“We can’t rely on the RCMP to be the sole crime prevention agency. We have to look at other innovative and cost effective approaches and that includes input from the public.”
Selkirk RCMP Insp. Al Hofland agreed and said working with the city and the public is the best way to approach policing.
“From the RCMP perspective, community consultation is so important; going at it alone doesn’t make any sense. We’re accountable to the taxpayers in how we go about doing our business,” Hofland said.
Selkirk Mayor Larry Johannson said engaging the community in shaping our future is a priority in the city’s Strategic Plan, as is creating a vibrant, safe and healthy community.

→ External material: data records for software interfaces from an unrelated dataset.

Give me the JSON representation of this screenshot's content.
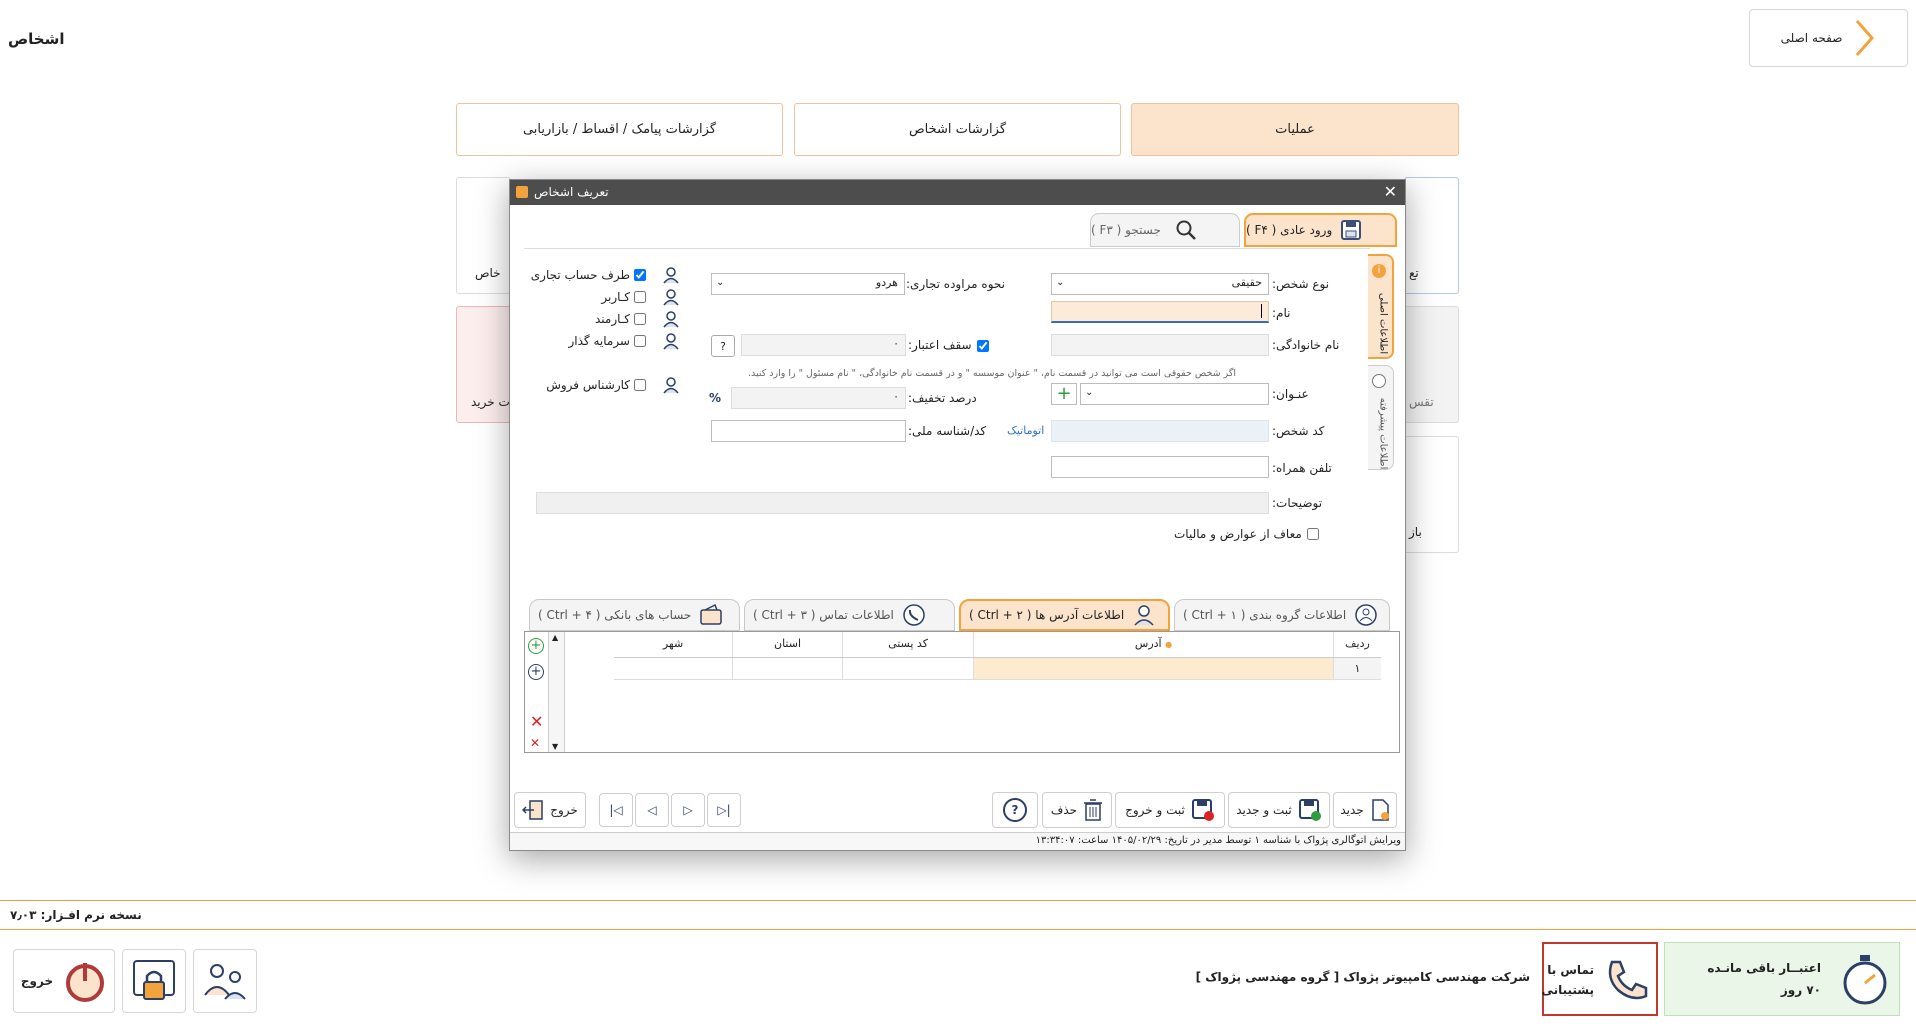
{
  "page_title": "اشخاص",
  "home_button": "صفحه اصلی",
  "top_tabs": [
    "عملیات",
    "گزارشات اشخاص",
    "گزارشات پیامک / اقساط / بازاریابی"
  ],
  "bg_fragments": {
    "left1": "خاص",
    "left2": "ت خرید",
    "right1": "تع",
    "right2": "تقس",
    "right3": "باز"
  },
  "dialog": {
    "title": "تعریف اشخاص",
    "mode_tabs": {
      "normal": "ورود عادی ( F۴ )",
      "search": "جستجو ( F۳ )"
    },
    "side_tabs": {
      "main": "اطلاعات اصلی",
      "advanced": "اطلاعات پیشرفته"
    },
    "fields": {
      "person_type_label": "نوع شخص:",
      "person_type_value": "حقیقی",
      "trade_type_label": "نحوه مراوده تجاری:",
      "trade_type_value": "هردو",
      "name_label": "نام:",
      "family_label": "نام خانوادگی:",
      "credit_label": "سقف اعتبار:",
      "credit_value": "۰",
      "hint": "اگر شخص حقوقی است می توانید در قسمت نام، \" عنوان موسسه \" و در قسمت نام خانوادگی، \" نام مسئول \" را وارد کنید.",
      "title_label": "عنـوان:",
      "discount_label": "درصد تخفیف:",
      "discount_value": "۰",
      "percent_sign": "%",
      "code_label": "کد شخص:",
      "code_auto": "اتوماتیک",
      "national_label": "کد/شناسه ملی:",
      "mobile_label": "تلفن همراه:",
      "desc_label": "توضیحات:",
      "tax_exempt_label": "معاف از عوارض و مالیات"
    },
    "roles": [
      {
        "label": "طرف حساب تجاری",
        "checked": true
      },
      {
        "label": "کـاربر",
        "checked": false
      },
      {
        "label": "کـارمند",
        "checked": false
      },
      {
        "label": "سرمایه گذار",
        "checked": false
      },
      {
        "label": "کارشناس فروش",
        "checked": false
      }
    ],
    "bottom_tabs": [
      "اطلاعات گروه بندی ( Ctrl + ۱ )",
      "اطلاعات آدرس ها ( Ctrl + ۲ )",
      "اطلاعات تماس ( Ctrl + ۳ )",
      "حساب های بانکی ( Ctrl + ۴ )"
    ],
    "grid": {
      "headers": [
        "ردیف",
        "آدرس",
        "کد پستی",
        "استان",
        "شهر"
      ],
      "rows": [
        [
          "۱",
          "",
          "",
          "",
          ""
        ]
      ]
    },
    "footer_buttons": {
      "new": "جدید",
      "save_new": "ثبت و جدید",
      "save_exit": "ثبت و خروج",
      "delete": "حذف",
      "exit": "خروج"
    },
    "status": "ویرایش  اتوگالری پژواک با شناسه ۱ توسط مدیر در تاریخ: ۱۴۰۵/۰۲/۲۹ ساعت: ۱۳:۳۴:۰۷"
  },
  "version": "نسخه نرم افـزار: ۷٫۰۳",
  "bottom": {
    "credit_title": "اعتبــار باقی مانـده",
    "credit_days": "۷۰ روز",
    "support": "تماس با پشتیبانی",
    "company": "شرکت مهندسی کامپیوتر پژواک [ گروه مهندسی پژواک ]",
    "exit": "خروج"
  },
  "colors": {
    "accent": "#f2a33c",
    "tab_active_bg": "#fbe3cc",
    "title_bar": "#4d4d4d",
    "support_border": "#c0392b",
    "credit_bg": "#eaf6e8"
  }
}
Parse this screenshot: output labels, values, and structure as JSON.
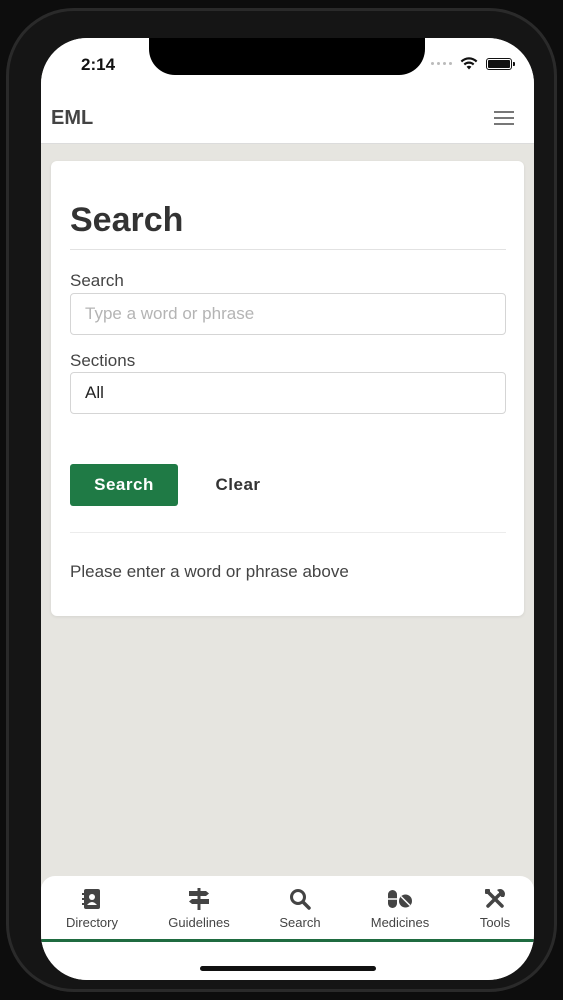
{
  "status_bar": {
    "time": "2:14",
    "icons": [
      "signal-dots-icon",
      "wifi-icon",
      "battery-icon"
    ]
  },
  "header": {
    "title": "EML",
    "menu_icon": "hamburger-menu-icon"
  },
  "search_card": {
    "title": "Search",
    "search_label": "Search",
    "search_value": "",
    "search_placeholder": "Type a word or phrase",
    "sections_label": "Sections",
    "sections_selected": "All",
    "search_button": "Search",
    "clear_button": "Clear",
    "result_message": "Please enter a word or phrase above"
  },
  "tab_bar": {
    "items": [
      {
        "label": "Directory",
        "icon": "address-book-icon"
      },
      {
        "label": "Guidelines",
        "icon": "signpost-icon"
      },
      {
        "label": "Search",
        "icon": "search-icon"
      },
      {
        "label": "Medicines",
        "icon": "pills-icon"
      },
      {
        "label": "Tools",
        "icon": "tools-icon"
      }
    ]
  },
  "colors": {
    "accent": "#1f7a45",
    "background": "#e6e5e0",
    "card": "#ffffff",
    "tab_indicator": "#1f6b40"
  }
}
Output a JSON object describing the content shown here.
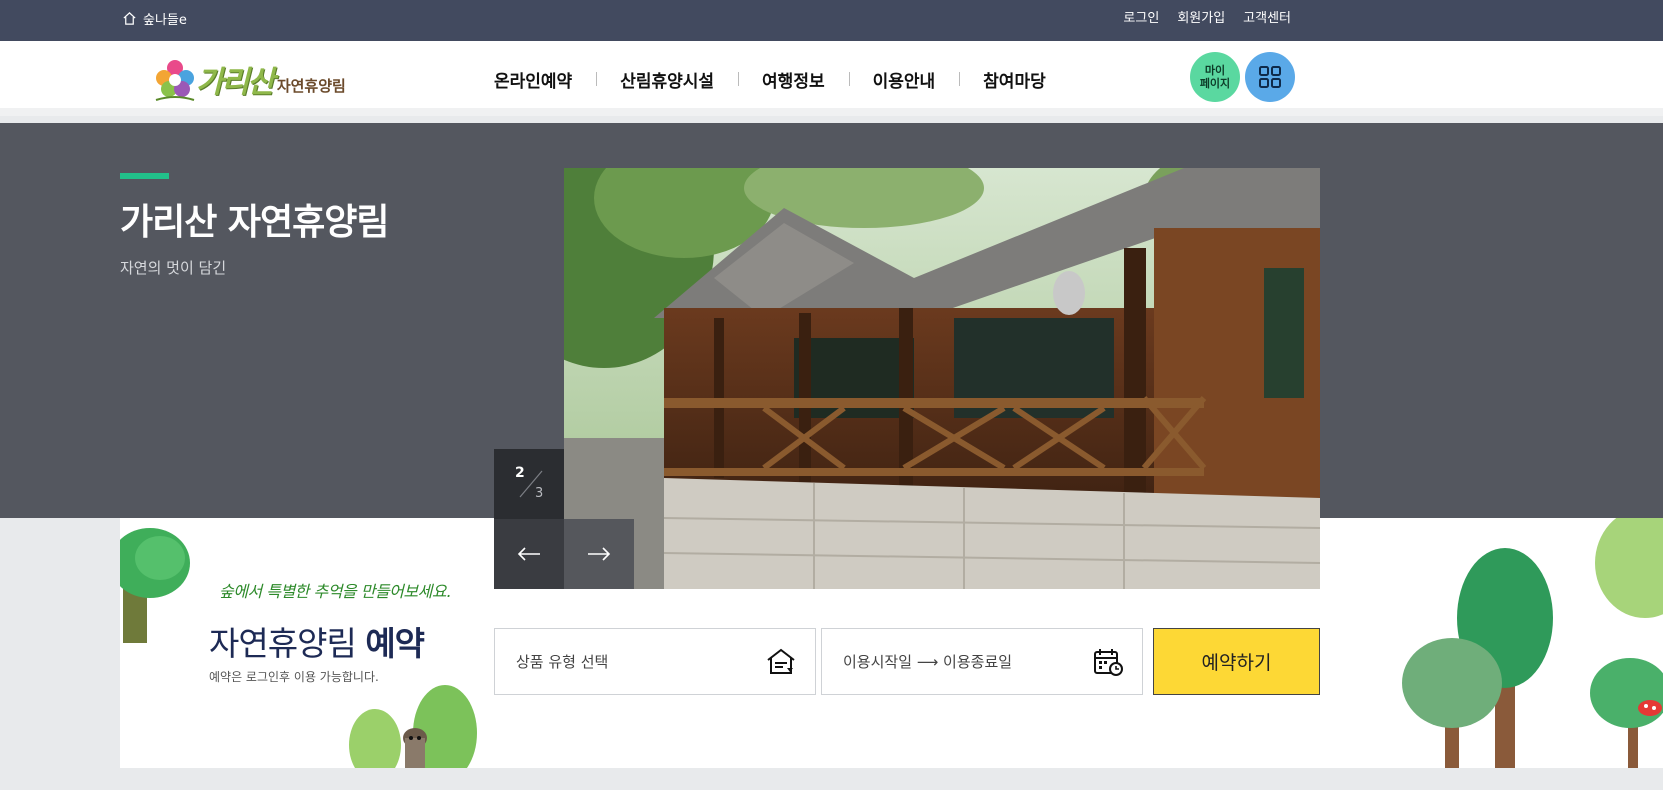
{
  "topbar": {
    "home_label": "숲나들e",
    "links": {
      "login": "로그인",
      "signup": "회원가입",
      "support": "고객센터"
    }
  },
  "header": {
    "logo": {
      "big": "가리산",
      "small": "자연휴양림"
    },
    "nav": [
      "온라인예약",
      "산림휴양시설",
      "여행정보",
      "이용안내",
      "참여마당"
    ],
    "mypage_label": "마이\n페이지",
    "menu_icon": "grid-icon"
  },
  "hero": {
    "title": "가리산 자연휴양림",
    "subtitle": "자연의 멋이 담긴",
    "slide": {
      "current": "2",
      "total": "3"
    },
    "prev_icon": "arrow-left-icon",
    "next_icon": "arrow-right-icon"
  },
  "booking": {
    "tagline": "숲에서 특별한 추억을 만들어보세요.",
    "title_normal": "자연휴양림",
    "title_bold": "예약",
    "note": "예약은 로그인후 이용 가능합니다.",
    "type_placeholder": "상품 유형 선택",
    "date_placeholder": "이용시작일 ⟶ 이용종료일",
    "reserve_label": "예약하기"
  },
  "colors": {
    "topbar": "#424a5f",
    "hero": "#54575f",
    "accent": "#22c08a",
    "mypage": "#5ad8a0",
    "menu": "#5aa9e8",
    "reserve": "#fdd835"
  }
}
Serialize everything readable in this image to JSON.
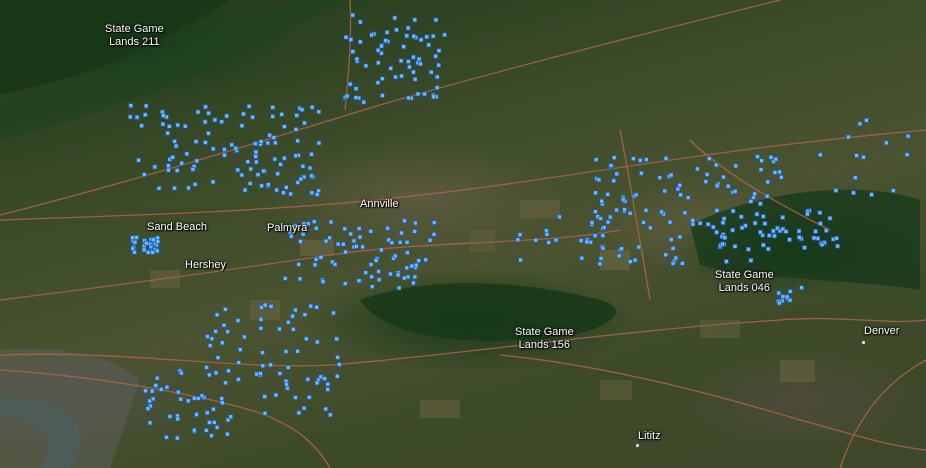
{
  "map": {
    "colors": {
      "point_fill": "#6fb6ff",
      "point_stroke": "#1a5fb0",
      "road": "#b0654a",
      "river": "#3d5a5a",
      "label_text": "#ffffff"
    },
    "labels": {
      "sgl_211": "State Game\nLands 211",
      "sand_beach": "Sand Beach",
      "palmyra": "Palmyra",
      "annville": "Annville",
      "hershey": "Hershey",
      "sgl_046": "State Game\nLands 046",
      "sgl_156": "State Game\nLands 156",
      "denver": "Denver",
      "lititz": "Lititz"
    }
  }
}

“The World Café is a fantastic opportunity to bring all agencies together to continue down the path of making Selkirk a safer community. We’ve made great strides in recent years, because we’ve got a plan in place and I think it’s crucial to that plan’s success to include the public,” Johannson said.
“The success of these events improves every year, with more and more people coming out to attend and take ownership of their community. I think people want to be involved, they want to have a say, and that’s what the World Café is all about.”
The World Café will begin at 6 p.m., Thorne said, with booths set up around the perimeter of the Banquet Hall. Groups including the city, Selkirk RCMP, Citizens on Patrol Program, Selkirk Bear Clan, Citizens for a Safer Selkirk, Victim Services, Selkirk Team for at Risk Teens , Interlake Sexual Exploitation Educators) and Public Safety Investigations will be there to speak to the public.
Those in attendance will then take a seat and Insp. Hofland will address the crowd and talk about his position and the Selkirk detachment before getting everyone to break off into small groups. He will then ask the groups to brainstorm and come up with their Top 3 policing priorities.
The groups will have about 15 minutes before one representative from each group will present their top three to the rest of the crowd.
From there, strategic priorities will be identified. Everyone is welcome to attend.